■ WORK REQUEST:
Your answer should be the entries, repeated exactly.

Extracted data entries:
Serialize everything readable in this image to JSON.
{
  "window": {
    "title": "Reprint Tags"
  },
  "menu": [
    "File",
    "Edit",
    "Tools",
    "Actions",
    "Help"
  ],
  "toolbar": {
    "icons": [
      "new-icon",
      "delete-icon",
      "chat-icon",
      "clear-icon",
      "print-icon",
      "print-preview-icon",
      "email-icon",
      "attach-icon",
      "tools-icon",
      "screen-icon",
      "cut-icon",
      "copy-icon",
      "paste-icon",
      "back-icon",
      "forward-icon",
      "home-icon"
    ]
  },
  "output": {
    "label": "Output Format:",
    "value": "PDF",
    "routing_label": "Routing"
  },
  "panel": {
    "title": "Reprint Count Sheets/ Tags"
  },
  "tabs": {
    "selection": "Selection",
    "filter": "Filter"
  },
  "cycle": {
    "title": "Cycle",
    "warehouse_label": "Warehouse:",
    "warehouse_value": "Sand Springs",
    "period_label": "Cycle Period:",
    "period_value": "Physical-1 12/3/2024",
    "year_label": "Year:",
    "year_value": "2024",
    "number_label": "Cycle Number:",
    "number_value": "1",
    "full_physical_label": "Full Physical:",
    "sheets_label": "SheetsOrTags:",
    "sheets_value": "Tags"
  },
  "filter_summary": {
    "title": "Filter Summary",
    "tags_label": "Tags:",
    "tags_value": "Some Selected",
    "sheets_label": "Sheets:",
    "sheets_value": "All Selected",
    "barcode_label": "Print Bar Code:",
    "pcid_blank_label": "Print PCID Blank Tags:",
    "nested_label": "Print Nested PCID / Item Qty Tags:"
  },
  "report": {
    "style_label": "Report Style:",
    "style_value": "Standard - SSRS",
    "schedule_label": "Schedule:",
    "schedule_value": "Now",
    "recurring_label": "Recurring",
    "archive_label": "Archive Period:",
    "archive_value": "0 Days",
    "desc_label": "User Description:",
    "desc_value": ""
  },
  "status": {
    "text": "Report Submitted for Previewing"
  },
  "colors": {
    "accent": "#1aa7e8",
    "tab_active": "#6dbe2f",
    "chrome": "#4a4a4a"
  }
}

■ RESPONSE FOR THIS EXERCISE:
Serialize everything readable in this image to JSON.
{
  "window": {
    "title": "Reprint Tags"
  },
  "menu": [
    "File",
    "Edit",
    "Tools",
    "Actions",
    "Help"
  ],
  "toolbar": {
    "icons": [
      "new-icon",
      "delete-icon",
      "chat-icon",
      "clear-icon",
      "print-icon",
      "print-preview-icon",
      "email-icon",
      "attach-icon",
      "tools-icon",
      "screen-icon",
      "cut-icon",
      "copy-icon",
      "paste-icon",
      "back-icon",
      "forward-icon",
      "home-icon"
    ]
  },
  "output": {
    "label": "Output Format:",
    "value": "PDF",
    "routing_label": "Routing"
  },
  "panel": {
    "title": "Reprint Count Sheets/ Tags"
  },
  "tabs": {
    "selection": "Selection",
    "filter": "Filter"
  },
  "cycle": {
    "title": "Cycle",
    "warehouse_label": "Warehouse:",
    "warehouse_value": "Sand Springs",
    "period_label": "Cycle Period:",
    "period_value": "Physical-1 12/3/2024",
    "year_label": "Year:",
    "year_value": "2024",
    "number_label": "Cycle Number:",
    "number_value": "1",
    "full_physical_label": "Full Physical:",
    "sheets_label": "SheetsOrTags:",
    "sheets_value": "Tags"
  },
  "filter_summary": {
    "title": "Filter Summary",
    "tags_label": "Tags:",
    "tags_value": "Some Selected",
    "sheets_label": "Sheets:",
    "sheets_value": "All Selected",
    "barcode_label": "Print Bar Code:",
    "pcid_blank_label": "Print PCID Blank Tags:",
    "nested_label": "Print Nested PCID / Item Qty Tags:"
  },
  "report": {
    "style_label": "Report Style:",
    "style_value": "Standard - SSRS",
    "schedule_label": "Schedule:",
    "schedule_value": "Now",
    "recurring_label": "Recurring",
    "archive_label": "Archive Period:",
    "archive_value": "0 Days",
    "desc_label": "User Description:",
    "desc_value": ""
  },
  "status": {
    "text": "Report Submitted for Previewing"
  },
  "colors": {
    "accent": "#1aa7e8",
    "tab_active": "#6dbe2f",
    "chrome": "#4a4a4a"
  }
}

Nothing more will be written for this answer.